Kinara Aims Its Tiny Ara-2 Processor at Big Generative Edge AI Workloads


Kinara Aims Its Tiny Ara-2 Processor at Big Generative Edge AI Workloads

Boasting a cost-effective approach, today Kinara is rolling out its new edge AI processor designed to take on the demanding workloads brought on by generative AI.

Generative AI applications, like ChatGPT, have exploded onto the scene in the past 12 months. These workloads have proven to be very expensive and demanding, so naturally, they have found themselves mostly confined to cloud computing and data centers. However, now the industry is starting to see a push toward bringing these generative AI workloads to the edge.

To address this growing market space, today Kinara released its new Ara-2 processor, which is designed explicitly for generative AI applications at the edge. All About Circuits had the chance to talk with Ravi Annavajjhala, CEO of Kinara, to hear about the new processor firsthand.

In a tiny 17 mm × 17 mm EHS-FCBGA package, the Ara-2 chip is designed around 8 Gen-2 neural cores.


Neural-Optimized Instruction Set

The Kinara Ara-2 generative AI processor is a state-of-the-art chip designed for edge AI applications, emphasizing efficiency, performance, and versatility. Offered in a tiny 17 mm × 17 mm EHS-FCBGA package, the chip is designed around 8 Gen-2 neural cores. These cores are fully programmable compute engines with a neural-optimized instruction set. A major design consideration for these chips is power efficiency.

As such, Kinara added a new feature to the Ara-2 in its support for new data types, including Integer 4 and MSFP16. With support for these new datatypes, Ara-2 adds support for TensorFlow Lite and PyTorch pre-quantized networks, which broadens the chip's applicability across various AI models, allowing for more flexible and efficient data processing. 

A system-level block diagram of the Ara-2


Moreover, the Ara-2 sees a big upgrade in memory capacity, with up to 16 GB of LPDDR4/DDR4X per chip. This has big implications for edge processing. "With 16 GB of LPDDR4 DRAM, a single Ara-2 can support up to 30 billion parameters in int4, meaning that it could run an entire large language model on the edge,” says Annavajjhala.

In terms of performance, the chip also offers benefits over its predecessor. Capable of generating a stable diffusion image in about 10 seconds per image, the new chip offers generative AI performance that is 5× to 8× better than the Ara-1. For vision models, the Ara-2 is capable of running Resnet50 with a 2 ms latency.


Comparison With Nvidia GPU

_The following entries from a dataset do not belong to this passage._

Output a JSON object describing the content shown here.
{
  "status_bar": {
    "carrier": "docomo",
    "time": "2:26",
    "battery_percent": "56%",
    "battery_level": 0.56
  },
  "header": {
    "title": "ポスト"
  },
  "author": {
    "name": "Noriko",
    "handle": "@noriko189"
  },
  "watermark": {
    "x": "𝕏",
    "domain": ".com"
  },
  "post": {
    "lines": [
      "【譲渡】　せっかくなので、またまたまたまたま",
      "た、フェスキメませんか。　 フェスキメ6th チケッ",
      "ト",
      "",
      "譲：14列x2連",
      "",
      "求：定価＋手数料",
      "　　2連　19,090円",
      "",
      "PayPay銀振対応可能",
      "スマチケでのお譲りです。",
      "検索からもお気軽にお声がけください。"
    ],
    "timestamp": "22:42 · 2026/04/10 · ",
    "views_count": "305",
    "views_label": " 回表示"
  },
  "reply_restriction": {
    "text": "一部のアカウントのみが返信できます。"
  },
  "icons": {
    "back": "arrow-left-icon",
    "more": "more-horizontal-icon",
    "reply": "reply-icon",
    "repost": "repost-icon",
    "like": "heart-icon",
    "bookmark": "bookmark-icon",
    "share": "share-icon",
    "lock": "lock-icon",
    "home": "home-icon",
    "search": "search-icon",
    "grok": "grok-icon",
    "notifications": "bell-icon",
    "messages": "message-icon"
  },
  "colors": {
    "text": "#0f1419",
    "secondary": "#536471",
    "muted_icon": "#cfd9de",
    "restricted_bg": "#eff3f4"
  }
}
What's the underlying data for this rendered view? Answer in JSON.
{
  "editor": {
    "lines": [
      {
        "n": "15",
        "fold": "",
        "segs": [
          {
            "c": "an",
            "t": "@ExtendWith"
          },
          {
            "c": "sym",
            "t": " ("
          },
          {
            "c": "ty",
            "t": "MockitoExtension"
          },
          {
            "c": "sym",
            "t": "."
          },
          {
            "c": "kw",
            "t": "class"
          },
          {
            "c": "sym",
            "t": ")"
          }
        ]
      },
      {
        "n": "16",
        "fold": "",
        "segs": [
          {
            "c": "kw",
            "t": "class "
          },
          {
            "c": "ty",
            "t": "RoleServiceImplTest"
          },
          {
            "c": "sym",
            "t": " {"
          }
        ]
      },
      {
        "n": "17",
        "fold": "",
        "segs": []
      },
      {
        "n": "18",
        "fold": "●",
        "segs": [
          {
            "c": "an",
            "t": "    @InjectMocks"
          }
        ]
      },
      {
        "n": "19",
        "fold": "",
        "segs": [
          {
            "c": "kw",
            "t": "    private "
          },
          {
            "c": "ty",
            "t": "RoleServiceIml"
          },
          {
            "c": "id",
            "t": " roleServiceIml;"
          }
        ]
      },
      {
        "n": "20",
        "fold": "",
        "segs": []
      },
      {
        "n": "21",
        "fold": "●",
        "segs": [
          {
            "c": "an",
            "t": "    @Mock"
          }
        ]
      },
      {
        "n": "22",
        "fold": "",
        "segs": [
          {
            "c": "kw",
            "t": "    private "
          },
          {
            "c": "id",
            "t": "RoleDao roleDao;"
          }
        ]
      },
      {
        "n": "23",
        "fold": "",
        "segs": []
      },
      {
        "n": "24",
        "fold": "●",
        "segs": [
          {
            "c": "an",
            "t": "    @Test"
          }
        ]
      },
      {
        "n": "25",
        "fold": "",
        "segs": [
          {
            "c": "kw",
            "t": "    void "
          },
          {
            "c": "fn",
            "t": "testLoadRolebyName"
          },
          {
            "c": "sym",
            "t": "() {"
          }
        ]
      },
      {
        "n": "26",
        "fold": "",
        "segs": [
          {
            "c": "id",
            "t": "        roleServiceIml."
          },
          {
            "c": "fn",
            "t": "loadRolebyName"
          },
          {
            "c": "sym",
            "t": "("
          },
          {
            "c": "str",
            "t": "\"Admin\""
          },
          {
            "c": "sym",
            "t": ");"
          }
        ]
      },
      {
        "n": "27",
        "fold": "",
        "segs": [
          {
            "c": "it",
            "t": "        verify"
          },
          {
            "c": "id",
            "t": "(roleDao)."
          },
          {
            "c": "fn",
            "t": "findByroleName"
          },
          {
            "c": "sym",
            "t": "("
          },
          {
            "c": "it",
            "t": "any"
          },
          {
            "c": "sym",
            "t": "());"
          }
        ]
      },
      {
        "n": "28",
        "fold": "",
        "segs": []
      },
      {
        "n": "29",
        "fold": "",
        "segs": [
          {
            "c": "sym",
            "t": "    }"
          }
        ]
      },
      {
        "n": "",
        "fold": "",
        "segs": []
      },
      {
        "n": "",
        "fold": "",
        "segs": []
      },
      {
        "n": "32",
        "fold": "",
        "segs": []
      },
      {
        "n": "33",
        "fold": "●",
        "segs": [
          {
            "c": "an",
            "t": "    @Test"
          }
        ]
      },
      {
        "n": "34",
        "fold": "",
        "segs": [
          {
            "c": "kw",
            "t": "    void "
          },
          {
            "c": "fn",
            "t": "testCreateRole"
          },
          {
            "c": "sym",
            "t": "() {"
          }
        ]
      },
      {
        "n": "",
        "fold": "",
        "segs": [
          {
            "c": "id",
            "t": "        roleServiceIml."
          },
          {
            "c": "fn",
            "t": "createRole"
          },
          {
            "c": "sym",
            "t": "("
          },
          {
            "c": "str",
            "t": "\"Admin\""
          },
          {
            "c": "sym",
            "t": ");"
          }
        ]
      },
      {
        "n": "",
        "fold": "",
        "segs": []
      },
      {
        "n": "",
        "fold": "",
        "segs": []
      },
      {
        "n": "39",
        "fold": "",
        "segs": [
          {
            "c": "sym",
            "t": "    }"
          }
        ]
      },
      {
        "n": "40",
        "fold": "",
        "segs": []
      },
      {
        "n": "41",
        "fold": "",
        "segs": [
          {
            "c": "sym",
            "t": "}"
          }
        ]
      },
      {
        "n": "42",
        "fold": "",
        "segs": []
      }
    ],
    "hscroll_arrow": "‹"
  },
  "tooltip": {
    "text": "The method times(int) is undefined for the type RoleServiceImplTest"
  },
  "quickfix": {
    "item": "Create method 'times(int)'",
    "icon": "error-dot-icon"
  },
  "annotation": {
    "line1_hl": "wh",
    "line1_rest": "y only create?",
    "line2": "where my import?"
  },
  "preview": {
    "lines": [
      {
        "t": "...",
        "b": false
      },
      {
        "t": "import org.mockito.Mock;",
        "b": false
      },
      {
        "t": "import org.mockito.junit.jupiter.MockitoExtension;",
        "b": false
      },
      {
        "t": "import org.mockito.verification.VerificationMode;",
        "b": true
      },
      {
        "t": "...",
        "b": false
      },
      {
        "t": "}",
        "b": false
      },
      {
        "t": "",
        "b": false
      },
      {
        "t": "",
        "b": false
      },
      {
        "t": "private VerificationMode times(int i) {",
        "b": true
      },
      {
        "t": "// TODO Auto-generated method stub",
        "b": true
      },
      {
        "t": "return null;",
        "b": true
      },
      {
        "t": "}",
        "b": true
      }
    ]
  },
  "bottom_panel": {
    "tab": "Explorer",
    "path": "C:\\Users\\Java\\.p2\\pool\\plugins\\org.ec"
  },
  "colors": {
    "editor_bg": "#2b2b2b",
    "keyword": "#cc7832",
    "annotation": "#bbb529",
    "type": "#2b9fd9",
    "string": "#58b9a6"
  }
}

Comparatively, the Ara-2 aims to position itself as a more cost-effective and power-efficient alternative to conventional solutions like an Nvidia T4 GPU.

While the Ara-2 may not be able to compete with the Nvidia T4 family with respect to raw performance, it does claim to have wins with respect to performance per dollar and performance per watt. Kinara’s Ara-1 processor is already used by many of the top US retailers.

“The reason that many top US retailers choose us is because we lead the industry in total cost of ownership (TCO), and we also have the best computational efficiency in terms of performance per dollar,” says Annavajjhal.

The Ara-1 versus the Nvidia T4 in terms of performance per dollar



Part of this efficiency comes from two main architectural feats: dedicated dataflow engines and a unique AI compiler.

The dedicated dataflow engines enable software-defined Tensor partitioning and optimized routing for dataflow. This enables more efficient dataflow for any type of network architecture, resulting in lower power consumption and decreased latency.

The compiler, on the other hand, automatically determines the most efficient data and compute flow of any AI graph. This creates the most optimal execution plan for a given model, ensuring that performance and power are optimized. 

Explaining the architecture, Annavajjhala says that It's all software controlled. “The data engines have the capability of taking any n-dimensional tensor partition and route it to the compute units in a very flexible manner,” he says. “That also means that the compiler becomes a very important piece of the solution because there are literally thousands of ways of mapping any neural problem to the chip.”


“Our compiler does an optimization pass, evaluates that entire search space, and comes up with the optimal way of partitioning each subcomputation in the neural graph, mapping it to the compute units. It figures out what the data transfers need to be and creates an entire schedule while making sure that data reuse is maximized and the need for data movement is minimized.”


In this way, Kinara can ensure that its hardware runs AI models with the most performance and power efficiency possible.


Bringing Generative AI to the Edge

As generative AI gains in popularity, its growth may be hindered by the excessive costs of paying for server hours. For the future of generative AI, Kinara believes that a transition to the edge must be made. With their Ara-2 processor (sampling now), the company hopes that they can accelerate this shift to the edge, providing users with affordable generative AI that doesn’t sacrifice on cost.